■ WORK INSTRUCTION
Retype all data exactly as given. Pictures should not be retyped.

■ GIVEN DATA
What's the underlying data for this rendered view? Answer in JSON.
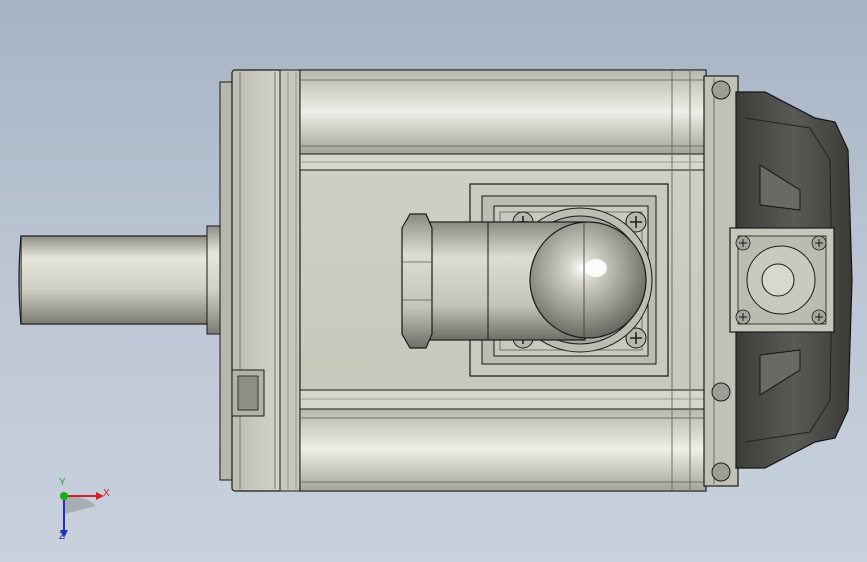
{
  "viewport": {
    "background_top": "#a7b3c4",
    "background_bottom": "#c9d1de"
  },
  "model": {
    "description_icon": "servo-motor-model",
    "body_color": "#c9c9bd",
    "dark_plastic_color": "#4a4a46",
    "outline_color": "#1a1a1a"
  },
  "triad": {
    "x_label": "X",
    "y_label": "Y",
    "z_label": "Z",
    "x_color": "#d02020",
    "y_color": "#18b018",
    "z_color": "#2030c0"
  }
}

■ SOLVED EXERCISE
What's the underlying data for this rendered view? Answer in JSON.
{
  "viewport": {
    "background_top": "#a7b3c4",
    "background_bottom": "#c9d1de"
  },
  "model": {
    "description_icon": "servo-motor-model",
    "body_color": "#c9c9bd",
    "dark_plastic_color": "#4a4a46",
    "outline_color": "#1a1a1a"
  },
  "triad": {
    "x_label": "X",
    "y_label": "Y",
    "z_label": "Z",
    "x_color": "#d02020",
    "y_color": "#18b018",
    "z_color": "#2030c0"
  }
}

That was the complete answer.